INFORMATION GIVEN —
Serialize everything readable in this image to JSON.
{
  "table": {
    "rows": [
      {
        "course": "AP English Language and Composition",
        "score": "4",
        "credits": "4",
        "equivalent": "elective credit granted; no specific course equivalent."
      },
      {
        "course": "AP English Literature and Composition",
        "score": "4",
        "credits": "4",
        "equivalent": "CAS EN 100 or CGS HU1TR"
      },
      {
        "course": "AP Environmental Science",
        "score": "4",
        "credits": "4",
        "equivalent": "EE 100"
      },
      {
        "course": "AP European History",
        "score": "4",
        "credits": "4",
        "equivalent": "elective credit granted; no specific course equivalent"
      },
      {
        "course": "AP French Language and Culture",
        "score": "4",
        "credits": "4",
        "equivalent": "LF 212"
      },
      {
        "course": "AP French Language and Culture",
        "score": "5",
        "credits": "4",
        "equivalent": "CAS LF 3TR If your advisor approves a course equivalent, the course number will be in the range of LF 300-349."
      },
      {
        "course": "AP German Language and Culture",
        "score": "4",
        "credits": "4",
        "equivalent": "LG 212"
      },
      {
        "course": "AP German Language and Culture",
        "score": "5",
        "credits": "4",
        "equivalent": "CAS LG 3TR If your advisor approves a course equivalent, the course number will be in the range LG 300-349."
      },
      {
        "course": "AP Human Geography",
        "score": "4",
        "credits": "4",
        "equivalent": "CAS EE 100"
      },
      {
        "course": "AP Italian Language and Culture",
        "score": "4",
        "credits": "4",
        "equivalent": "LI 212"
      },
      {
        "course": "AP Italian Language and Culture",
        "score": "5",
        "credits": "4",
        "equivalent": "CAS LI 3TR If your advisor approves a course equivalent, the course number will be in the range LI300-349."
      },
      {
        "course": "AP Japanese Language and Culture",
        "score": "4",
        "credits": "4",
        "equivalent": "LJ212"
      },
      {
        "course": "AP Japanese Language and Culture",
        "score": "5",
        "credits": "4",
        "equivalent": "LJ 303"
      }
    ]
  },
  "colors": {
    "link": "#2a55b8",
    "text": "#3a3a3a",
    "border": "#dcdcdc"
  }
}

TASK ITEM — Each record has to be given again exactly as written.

EXPECTED ANSWER —
Serialize everything readable in this image to JSON.
{
  "table": {
    "rows": [
      {
        "course": "AP English Language and Composition",
        "score": "4",
        "credits": "4",
        "equivalent": "elective credit granted; no specific course equivalent."
      },
      {
        "course": "AP English Literature and Composition",
        "score": "4",
        "credits": "4",
        "equivalent": "CAS EN 100 or CGS HU1TR"
      },
      {
        "course": "AP Environmental Science",
        "score": "4",
        "credits": "4",
        "equivalent": "EE 100"
      },
      {
        "course": "AP European History",
        "score": "4",
        "credits": "4",
        "equivalent": "elective credit granted; no specific course equivalent"
      },
      {
        "course": "AP French Language and Culture",
        "score": "4",
        "credits": "4",
        "equivalent": "LF 212"
      },
      {
        "course": "AP French Language and Culture",
        "score": "5",
        "credits": "4",
        "equivalent": "CAS LF 3TR If your advisor approves a course equivalent, the course number will be in the range of LF 300-349."
      },
      {
        "course": "AP German Language and Culture",
        "score": "4",
        "credits": "4",
        "equivalent": "LG 212"
      },
      {
        "course": "AP German Language and Culture",
        "score": "5",
        "credits": "4",
        "equivalent": "CAS LG 3TR If your advisor approves a course equivalent, the course number will be in the range LG 300-349."
      },
      {
        "course": "AP Human Geography",
        "score": "4",
        "credits": "4",
        "equivalent": "CAS EE 100"
      },
      {
        "course": "AP Italian Language and Culture",
        "score": "4",
        "credits": "4",
        "equivalent": "LI 212"
      },
      {
        "course": "AP Italian Language and Culture",
        "score": "5",
        "credits": "4",
        "equivalent": "CAS LI 3TR If your advisor approves a course equivalent, the course number will be in the range LI300-349."
      },
      {
        "course": "AP Japanese Language and Culture",
        "score": "4",
        "credits": "4",
        "equivalent": "LJ212"
      },
      {
        "course": "AP Japanese Language and Culture",
        "score": "5",
        "credits": "4",
        "equivalent": "LJ 303"
      }
    ]
  },
  "colors": {
    "link": "#2a55b8",
    "text": "#3a3a3a",
    "border": "#dcdcdc"
  }
}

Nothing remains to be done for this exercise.